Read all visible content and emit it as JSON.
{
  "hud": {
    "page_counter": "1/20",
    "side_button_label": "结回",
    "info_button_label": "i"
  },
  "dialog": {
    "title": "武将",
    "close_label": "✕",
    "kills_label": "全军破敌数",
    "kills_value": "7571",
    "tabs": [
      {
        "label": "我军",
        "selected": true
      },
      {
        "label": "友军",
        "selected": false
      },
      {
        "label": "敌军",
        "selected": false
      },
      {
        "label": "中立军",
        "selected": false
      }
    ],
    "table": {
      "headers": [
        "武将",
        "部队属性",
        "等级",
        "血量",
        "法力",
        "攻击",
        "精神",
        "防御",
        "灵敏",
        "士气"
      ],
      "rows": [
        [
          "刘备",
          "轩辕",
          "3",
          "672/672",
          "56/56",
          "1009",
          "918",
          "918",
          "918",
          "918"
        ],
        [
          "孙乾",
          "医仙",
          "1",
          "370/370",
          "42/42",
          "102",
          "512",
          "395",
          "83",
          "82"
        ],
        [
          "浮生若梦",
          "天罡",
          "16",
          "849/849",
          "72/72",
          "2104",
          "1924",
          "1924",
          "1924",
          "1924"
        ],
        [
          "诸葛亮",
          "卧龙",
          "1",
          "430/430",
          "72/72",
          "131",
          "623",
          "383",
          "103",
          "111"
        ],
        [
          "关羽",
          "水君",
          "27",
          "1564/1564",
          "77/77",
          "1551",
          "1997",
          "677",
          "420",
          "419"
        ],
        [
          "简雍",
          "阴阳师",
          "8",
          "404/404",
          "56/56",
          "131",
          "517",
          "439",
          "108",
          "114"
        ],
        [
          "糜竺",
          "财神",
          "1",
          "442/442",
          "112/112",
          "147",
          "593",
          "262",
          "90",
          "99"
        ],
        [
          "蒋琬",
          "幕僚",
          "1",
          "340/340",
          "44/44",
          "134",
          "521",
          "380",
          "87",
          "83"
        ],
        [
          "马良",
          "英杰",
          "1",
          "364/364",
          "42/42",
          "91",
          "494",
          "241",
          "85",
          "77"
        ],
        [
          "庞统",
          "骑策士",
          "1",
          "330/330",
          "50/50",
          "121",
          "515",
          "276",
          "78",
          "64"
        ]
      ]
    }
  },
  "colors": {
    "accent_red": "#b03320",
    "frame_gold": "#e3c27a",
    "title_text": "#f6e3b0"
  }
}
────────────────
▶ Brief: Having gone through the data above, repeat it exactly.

▶ Task answer:
Read all visible content and emit it as JSON.
{
  "hud": {
    "page_counter": "1/20",
    "side_button_label": "结回",
    "info_button_label": "i"
  },
  "dialog": {
    "title": "武将",
    "close_label": "✕",
    "kills_label": "全军破敌数",
    "kills_value": "7571",
    "tabs": [
      {
        "label": "我军",
        "selected": true
      },
      {
        "label": "友军",
        "selected": false
      },
      {
        "label": "敌军",
        "selected": false
      },
      {
        "label": "中立军",
        "selected": false
      }
    ],
    "table": {
      "headers": [
        "武将",
        "部队属性",
        "等级",
        "血量",
        "法力",
        "攻击",
        "精神",
        "防御",
        "灵敏",
        "士气"
      ],
      "rows": [
        [
          "刘备",
          "轩辕",
          "3",
          "672/672",
          "56/56",
          "1009",
          "918",
          "918",
          "918",
          "918"
        ],
        [
          "孙乾",
          "医仙",
          "1",
          "370/370",
          "42/42",
          "102",
          "512",
          "395",
          "83",
          "82"
        ],
        [
          "浮生若梦",
          "天罡",
          "16",
          "849/849",
          "72/72",
          "2104",
          "1924",
          "1924",
          "1924",
          "1924"
        ],
        [
          "诸葛亮",
          "卧龙",
          "1",
          "430/430",
          "72/72",
          "131",
          "623",
          "383",
          "103",
          "111"
        ],
        [
          "关羽",
          "水君",
          "27",
          "1564/1564",
          "77/77",
          "1551",
          "1997",
          "677",
          "420",
          "419"
        ],
        [
          "简雍",
          "阴阳师",
          "8",
          "404/404",
          "56/56",
          "131",
          "517",
          "439",
          "108",
          "114"
        ],
        [
          "糜竺",
          "财神",
          "1",
          "442/442",
          "112/112",
          "147",
          "593",
          "262",
          "90",
          "99"
        ],
        [
          "蒋琬",
          "幕僚",
          "1",
          "340/340",
          "44/44",
          "134",
          "521",
          "380",
          "87",
          "83"
        ],
        [
          "马良",
          "英杰",
          "1",
          "364/364",
          "42/42",
          "91",
          "494",
          "241",
          "85",
          "77"
        ],
        [
          "庞统",
          "骑策士",
          "1",
          "330/330",
          "50/50",
          "121",
          "515",
          "276",
          "78",
          "64"
        ]
      ]
    }
  },
  "colors": {
    "accent_red": "#b03320",
    "frame_gold": "#e3c27a",
    "title_text": "#f6e3b0"
  }
}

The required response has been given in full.